Tammy is a mom to 5 kids ranging in age from 20 to 3 - they all have Pyrrole disorder and MTHFR gene modification and she is passionate about sharing tips on what works for her family in managing symptoms naturally and on a budget. When she's not taking care of the gang she is blogging and sharing tips on how to make money from home through blogging, social media and direct sales. She also runs the online direct sales site sassydirect.com the leading online direct sales consultant directory and blogging platform.

I Would Love to Hear Your Thoughts

19 thoughts on “Are Facebook’s Trigger Words Killing Your Reach?

  1. Hi Tammy! I have been trying to find facebook's actual page about trigger words so I can use it to benefit my social media marketing. Could you send me the link where you got all those trigger words? That would be wonderful!

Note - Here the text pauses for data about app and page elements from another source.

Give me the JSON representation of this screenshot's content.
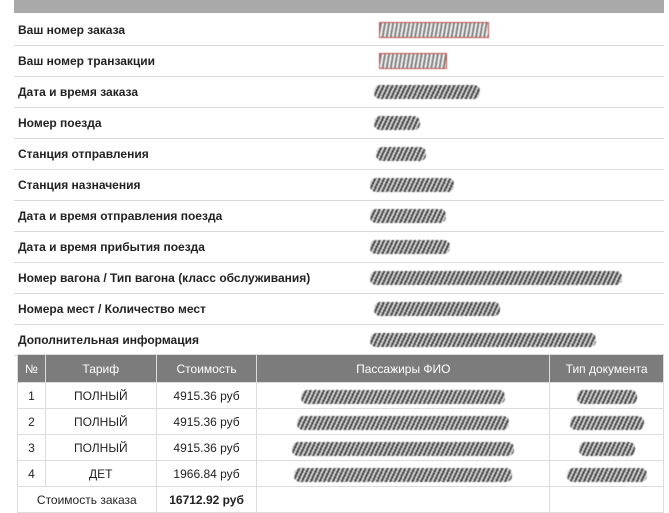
{
  "order_info": [
    {
      "label": "Ваш номер заказа"
    },
    {
      "label": "Ваш номер транзакции"
    },
    {
      "label": "Дата и время заказа"
    },
    {
      "label": "Номер поезда"
    },
    {
      "label": "Станция отправления"
    },
    {
      "label": "Станция назначения"
    },
    {
      "label": "Дата и время отправления поезда"
    },
    {
      "label": "Дата и время прибытия поезда"
    },
    {
      "label": "Номер вагона / Тип вагона (класс обслуживания)"
    },
    {
      "label": "Номера мест / Количество мест"
    },
    {
      "label": "Дополнительная информация"
    }
  ],
  "table": {
    "headers": [
      "№",
      "Тариф",
      "Стоимость",
      "Пассажиры ФИО",
      "Тип документа"
    ],
    "rows": [
      {
        "num": "1",
        "tariff": "ПОЛНЫЙ",
        "cost": "4915.36 руб"
      },
      {
        "num": "2",
        "tariff": "ПОЛНЫЙ",
        "cost": "4915.36 руб"
      },
      {
        "num": "3",
        "tariff": "ПОЛНЫЙ",
        "cost": "4915.36 руб"
      },
      {
        "num": "4",
        "tariff": "ДЕТ",
        "cost": "1966.84 руб"
      }
    ],
    "total_label": "Стоимость заказа",
    "total_value": "16712.92 руб"
  },
  "colors": {
    "header_bg": "#7c7c7c",
    "top_bar": "#a9a9a9",
    "highlight_border": "#c0504d"
  }
}
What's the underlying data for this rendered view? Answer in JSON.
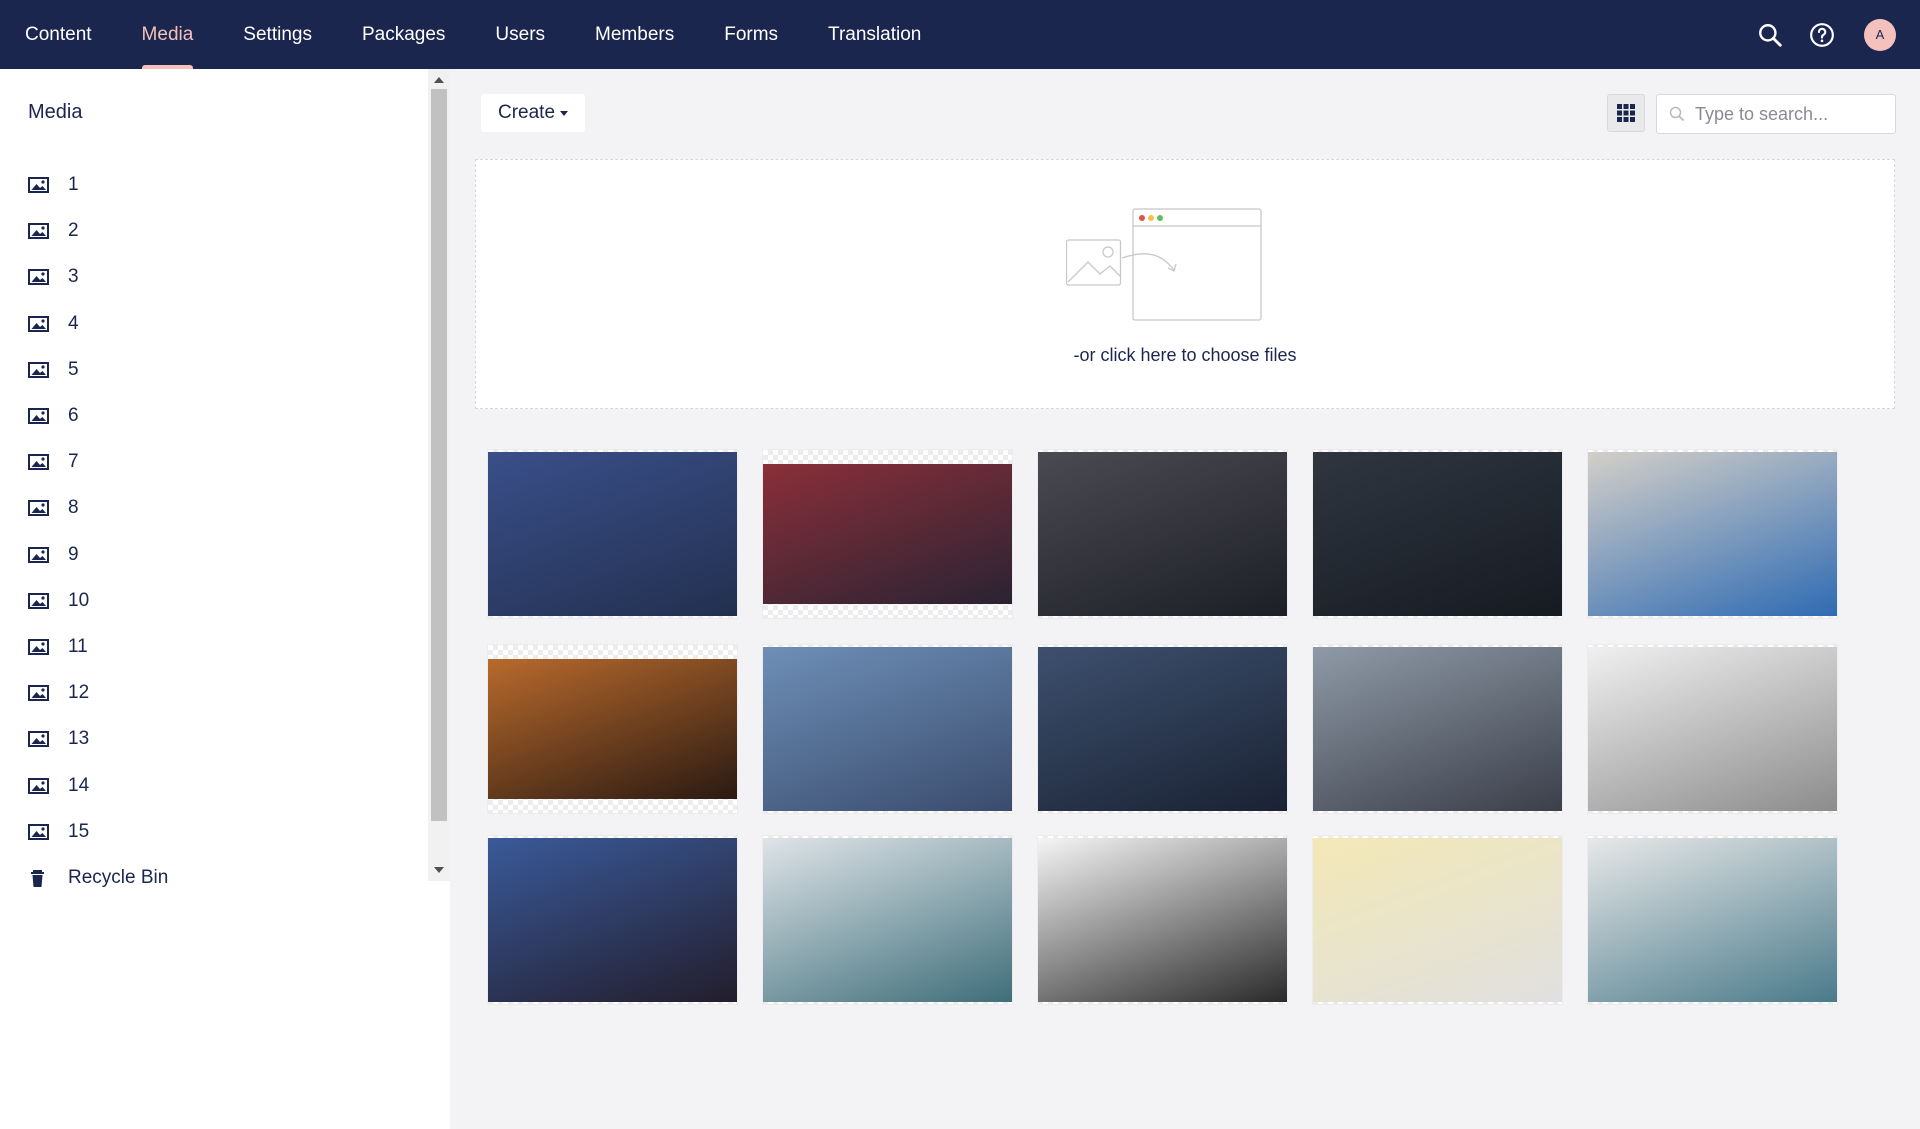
{
  "nav": {
    "items": [
      {
        "label": "Content",
        "active": false
      },
      {
        "label": "Media",
        "active": true
      },
      {
        "label": "Settings",
        "active": false
      },
      {
        "label": "Packages",
        "active": false
      },
      {
        "label": "Users",
        "active": false
      },
      {
        "label": "Members",
        "active": false
      },
      {
        "label": "Forms",
        "active": false
      },
      {
        "label": "Translation",
        "active": false
      }
    ],
    "avatar_initial": "A",
    "icons": [
      "search-icon",
      "help-icon"
    ]
  },
  "tree": {
    "title": "Media",
    "items": [
      "1",
      "2",
      "3",
      "4",
      "5",
      "6",
      "7",
      "8",
      "9",
      "10",
      "11",
      "12",
      "13",
      "14",
      "15"
    ],
    "recycle_bin": "Recycle Bin"
  },
  "toolbar": {
    "create_label": "Create",
    "search_placeholder": "Type to search..."
  },
  "dropzone": {
    "text": "-or click here to choose files"
  },
  "media": {
    "items": [
      {
        "name": "1",
        "colors": [
          "#3a4f8a",
          "#22304f"
        ]
      },
      {
        "name": "2",
        "colors": [
          "#8a2f3a",
          "#2a2332"
        ]
      },
      {
        "name": "3",
        "colors": [
          "#4a4a52",
          "#1d1f26"
        ]
      },
      {
        "name": "4",
        "colors": [
          "#2f3640",
          "#161b22"
        ]
      },
      {
        "name": "5",
        "colors": [
          "#d4cfc8",
          "#2f6bb3"
        ]
      },
      {
        "name": "6",
        "colors": [
          "#b86a2c",
          "#2a1a12"
        ]
      },
      {
        "name": "7",
        "colors": [
          "#6e8fb6",
          "#3a4c6e"
        ]
      },
      {
        "name": "8",
        "colors": [
          "#3d506e",
          "#1a2233"
        ]
      },
      {
        "name": "9",
        "colors": [
          "#8e9aa6",
          "#3b3f4a"
        ]
      },
      {
        "name": "10",
        "colors": [
          "#f0f0f0",
          "#8c8c8c"
        ]
      },
      {
        "name": "11",
        "colors": [
          "#3a5a99",
          "#231d2c"
        ]
      },
      {
        "name": "12",
        "colors": [
          "#dfe4e8",
          "#3f6e7a"
        ]
      },
      {
        "name": "13",
        "colors": [
          "#f5f5f5",
          "#2a2a2a"
        ]
      },
      {
        "name": "14",
        "colors": [
          "#f3e8b6",
          "#e0e0e0"
        ]
      },
      {
        "name": "15",
        "colors": [
          "#e8e8e8",
          "#4a7a8a"
        ]
      }
    ]
  },
  "colors": {
    "topbar": "#1b264f",
    "accent": "#f5c1bc"
  }
}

Thank you so much!
    Posted on May 18, 2018 at 7:08 am
    1. Hi Michaela - Facebook has no official documentation on this - the words list is one I compiled with a group of fellow marketers and have gleaned from Facebooks statements on click-bait.
      Posted on May 25, 2018 at 12:04 pm
  2. great tips have shared with my team :)
    Posted on June 4, 2016 at 7:51 am
    1. Thank you Sharyn!
      Posted on June 4, 2016 at 10:35 am
  3. This is very helpful. I've almost given up on FB because I never know what is going to be worth the effort. And that 20% text rule is sooooo annoying if you are trying to do paid promos. These are some helpful ideas.
    Posted on June 3, 2016 at 2:56 pm
  4. "Facebook to be entertained they aren’t there to be sold to." Words to live by! I'm sharing this for sure. Thanks.
    Posted on June 3, 2016 at 1:04 am
    1. Thanks Theresa! I know I personally don't like a long progression of 'ads' in my FB feed!
      Posted on June 3, 2016 at 8:32 am
  5. Great post. Will use this as a guide from now on.
    Posted on June 3, 2016 at 12:17 am
  6. Thanks for the great info. I had read a bit on this in the past, and only to scratch the surface. Doing some social media work for a business, and this is super helpful!
    Posted on June 2, 2016 at 11:57 pm
    1. Great Patricia hope it helps - Facebook doesn't like to make it easy for business!
      Posted on June 3, 2016 at 12:02 am
  7. interesting, I don't actually sell anything but still want to use facebook to reach my blog audience. It's frustrating that despite people liking the page they will rarely see it in their newsfeed. What advice would you give for non paying blogs?
    Posted on June 2, 2016 at 11:47 pm
    1. Hey Amanda - business pages are downright frustrating my best advice is to try and build relationships with those who follow your page and keep a good mix of posts that 1) Show your personality - things from your daily life, pictures or quotes that reflect your personality 2) Add value to the type of follower you have so for example you have a parenting blog then share items that you find that relate to parenting and then 3) Your promotional things - so sharing your blog posts, freebies etc that relate directly to your blog. Hope that helps!
      Posted on June 2, 2016 at 11:59 pm
  8. Tammy, I enjoyed this post. It is very informative, and I did not know this information. Thank you for posting it.
    Posted on June 2, 2016 at 11:45 pm
    1. Thanks Roy I'm so glad you found it helpful!
      Posted on June 2, 2016 at 11:59 pm
  9. Thanks very much , this is really helpful and I will take care in my next posts on facebook !
    Posted on June 2, 2016 at 11:37 pm
  10. Thank you. I am fairly new to Facebook and have noticed hardly any engagement on my posts. I do the 80/20 rule but 80 of others, 20 of my own posts. I really appreciate the breakdown here and the explanation.
    Posted on May 29, 2016 at 11:11 pm
    1. Hi Jen, Facebook is a tricky platform these days for pages! We need to use all the tricks we can get but persevere - once you get some true fans who interact with your page it makes a huge difference!
      Posted on May 29, 2016 at 11:54 pm
  11. Tammy, you are the bomb!!!! Thanks for this.
    Posted on May 25, 2016 at 9:43 am
    1. Thanks Karen!
      Posted on May 25, 2016 at 10:26 am